Entries from a dataset of interfaces:

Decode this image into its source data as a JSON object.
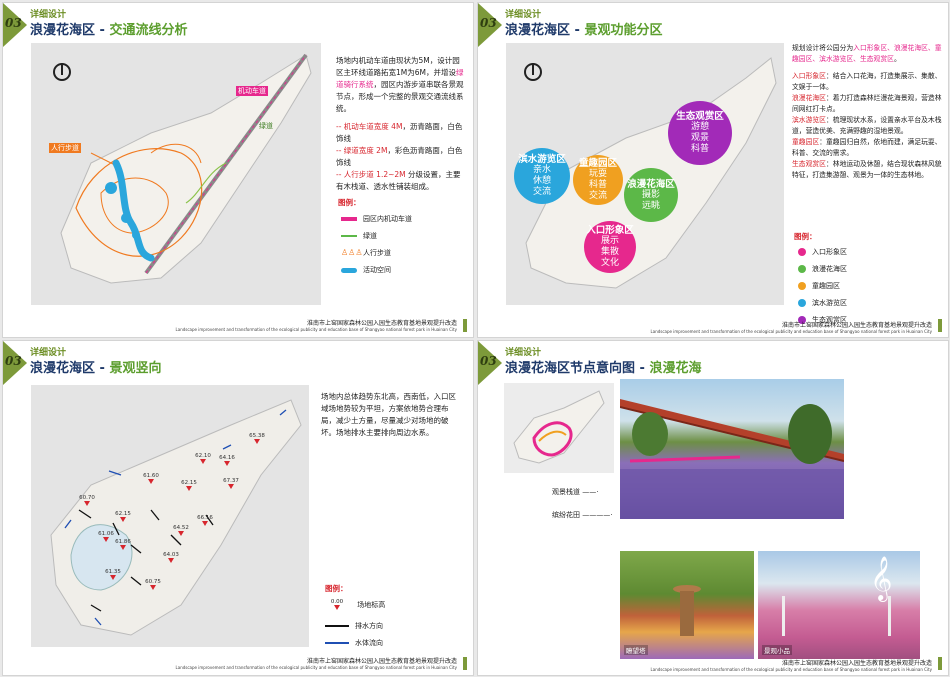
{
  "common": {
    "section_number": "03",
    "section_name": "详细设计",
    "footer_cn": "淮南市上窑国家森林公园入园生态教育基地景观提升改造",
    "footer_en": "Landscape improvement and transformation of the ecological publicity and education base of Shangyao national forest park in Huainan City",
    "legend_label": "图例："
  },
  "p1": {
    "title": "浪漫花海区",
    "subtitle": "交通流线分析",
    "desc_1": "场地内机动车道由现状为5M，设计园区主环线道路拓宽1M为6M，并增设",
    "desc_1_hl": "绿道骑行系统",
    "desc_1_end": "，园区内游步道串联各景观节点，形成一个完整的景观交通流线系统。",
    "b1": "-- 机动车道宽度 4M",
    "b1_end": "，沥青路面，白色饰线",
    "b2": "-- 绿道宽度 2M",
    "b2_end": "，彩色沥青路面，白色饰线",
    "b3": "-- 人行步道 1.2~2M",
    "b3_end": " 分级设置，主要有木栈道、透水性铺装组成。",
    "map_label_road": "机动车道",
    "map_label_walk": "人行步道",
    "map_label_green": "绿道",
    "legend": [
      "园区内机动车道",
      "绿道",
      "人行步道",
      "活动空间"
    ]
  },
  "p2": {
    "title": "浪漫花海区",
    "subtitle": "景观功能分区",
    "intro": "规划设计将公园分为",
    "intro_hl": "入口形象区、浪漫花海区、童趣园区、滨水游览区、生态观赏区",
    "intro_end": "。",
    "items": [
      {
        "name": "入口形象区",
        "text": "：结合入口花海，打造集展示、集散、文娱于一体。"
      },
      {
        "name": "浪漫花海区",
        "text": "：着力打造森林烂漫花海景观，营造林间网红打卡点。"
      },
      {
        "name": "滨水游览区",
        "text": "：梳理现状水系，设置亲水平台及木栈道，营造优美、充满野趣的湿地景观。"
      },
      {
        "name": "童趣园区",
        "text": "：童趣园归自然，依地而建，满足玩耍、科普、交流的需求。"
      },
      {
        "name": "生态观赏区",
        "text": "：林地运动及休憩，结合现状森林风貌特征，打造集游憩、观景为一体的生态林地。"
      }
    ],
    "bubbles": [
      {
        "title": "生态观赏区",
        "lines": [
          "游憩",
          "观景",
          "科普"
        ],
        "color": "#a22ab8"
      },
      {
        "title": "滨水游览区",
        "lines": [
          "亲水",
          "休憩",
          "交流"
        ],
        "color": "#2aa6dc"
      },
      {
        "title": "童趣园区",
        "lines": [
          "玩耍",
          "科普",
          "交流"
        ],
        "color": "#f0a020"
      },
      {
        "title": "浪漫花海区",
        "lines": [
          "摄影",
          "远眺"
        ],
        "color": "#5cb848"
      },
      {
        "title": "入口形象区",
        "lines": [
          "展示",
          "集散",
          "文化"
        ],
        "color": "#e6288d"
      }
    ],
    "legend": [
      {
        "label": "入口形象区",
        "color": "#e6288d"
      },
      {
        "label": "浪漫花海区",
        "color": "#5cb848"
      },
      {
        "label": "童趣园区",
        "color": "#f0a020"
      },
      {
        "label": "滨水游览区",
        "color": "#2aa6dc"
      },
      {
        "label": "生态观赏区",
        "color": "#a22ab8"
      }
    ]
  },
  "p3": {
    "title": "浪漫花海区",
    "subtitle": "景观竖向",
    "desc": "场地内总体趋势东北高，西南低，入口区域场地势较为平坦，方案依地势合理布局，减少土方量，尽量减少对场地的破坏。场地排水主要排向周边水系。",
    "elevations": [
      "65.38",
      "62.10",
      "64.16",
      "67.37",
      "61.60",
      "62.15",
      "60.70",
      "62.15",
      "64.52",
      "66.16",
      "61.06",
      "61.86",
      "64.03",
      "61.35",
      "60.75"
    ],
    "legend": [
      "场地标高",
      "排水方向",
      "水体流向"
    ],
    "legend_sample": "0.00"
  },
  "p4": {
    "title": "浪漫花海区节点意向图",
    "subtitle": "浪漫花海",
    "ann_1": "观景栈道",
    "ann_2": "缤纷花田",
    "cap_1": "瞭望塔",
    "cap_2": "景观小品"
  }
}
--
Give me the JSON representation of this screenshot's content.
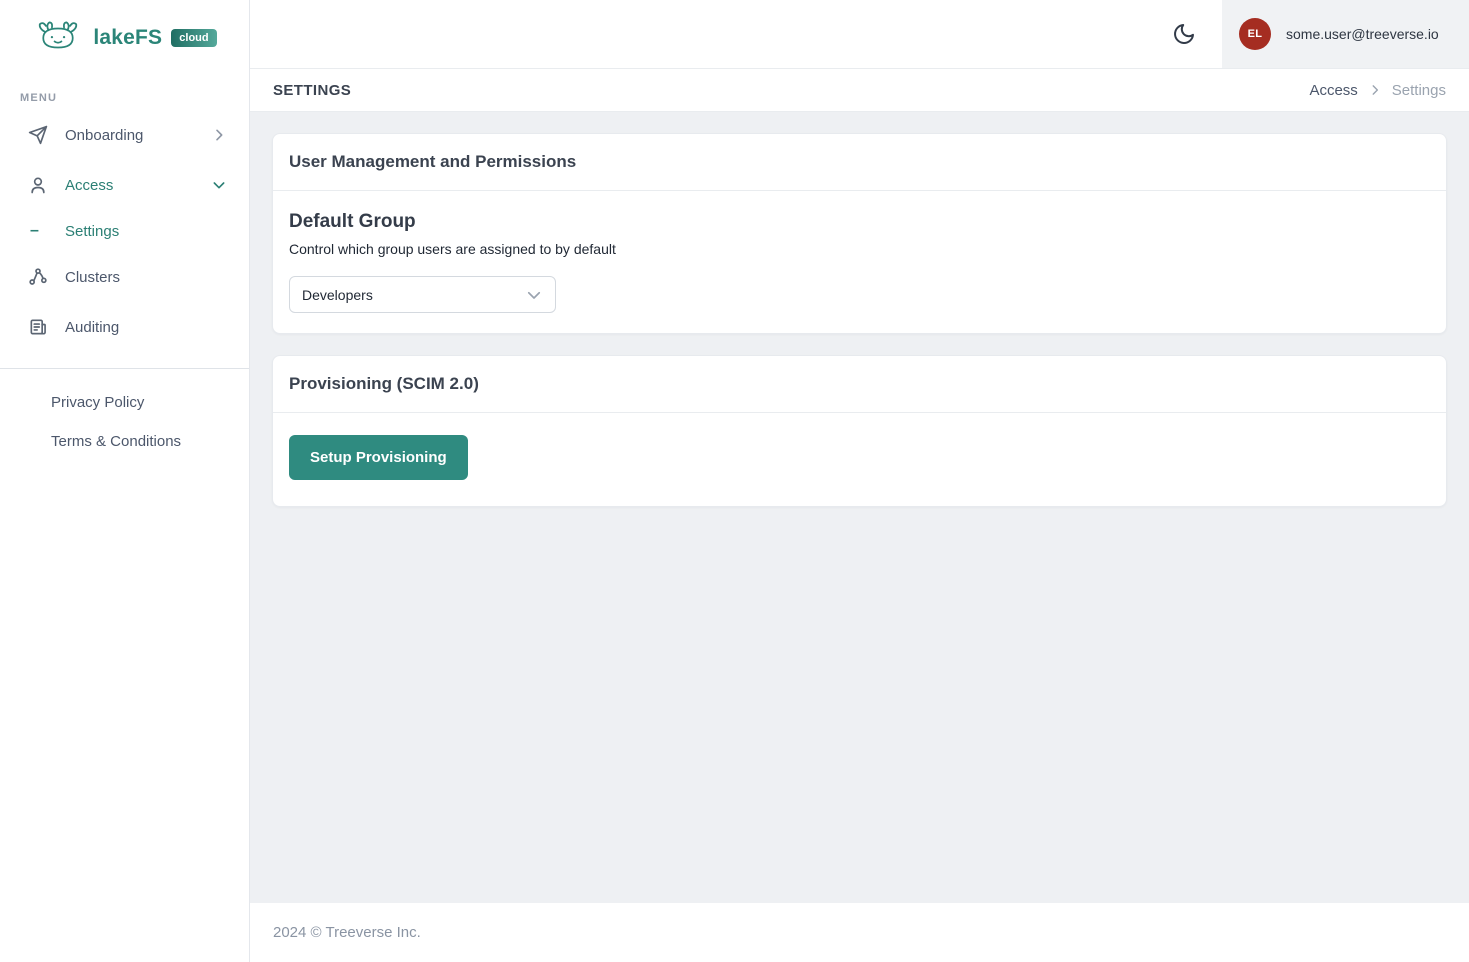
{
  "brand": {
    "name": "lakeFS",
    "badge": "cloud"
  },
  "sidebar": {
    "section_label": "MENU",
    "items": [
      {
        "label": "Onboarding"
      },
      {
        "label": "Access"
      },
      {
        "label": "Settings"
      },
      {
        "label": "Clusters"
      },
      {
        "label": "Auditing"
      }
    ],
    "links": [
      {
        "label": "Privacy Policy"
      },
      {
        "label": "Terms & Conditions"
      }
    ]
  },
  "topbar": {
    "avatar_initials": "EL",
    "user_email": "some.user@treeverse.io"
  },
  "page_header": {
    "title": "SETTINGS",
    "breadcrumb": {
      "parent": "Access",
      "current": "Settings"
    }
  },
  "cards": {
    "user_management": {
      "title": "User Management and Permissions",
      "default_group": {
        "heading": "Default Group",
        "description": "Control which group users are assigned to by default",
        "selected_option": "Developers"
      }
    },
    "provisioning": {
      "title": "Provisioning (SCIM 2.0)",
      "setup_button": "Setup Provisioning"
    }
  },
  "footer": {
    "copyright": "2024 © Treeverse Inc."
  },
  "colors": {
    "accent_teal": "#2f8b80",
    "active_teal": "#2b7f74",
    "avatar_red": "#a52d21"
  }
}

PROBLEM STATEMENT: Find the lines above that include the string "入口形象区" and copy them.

FINISHED TASK:
    "intro_hl": "入口形象区、浪漫花海区、童趣园区、滨水游览区、生态观赏区",
        "name": "入口形象区",
        "title": "入口形象区",
        "label": "入口形象区",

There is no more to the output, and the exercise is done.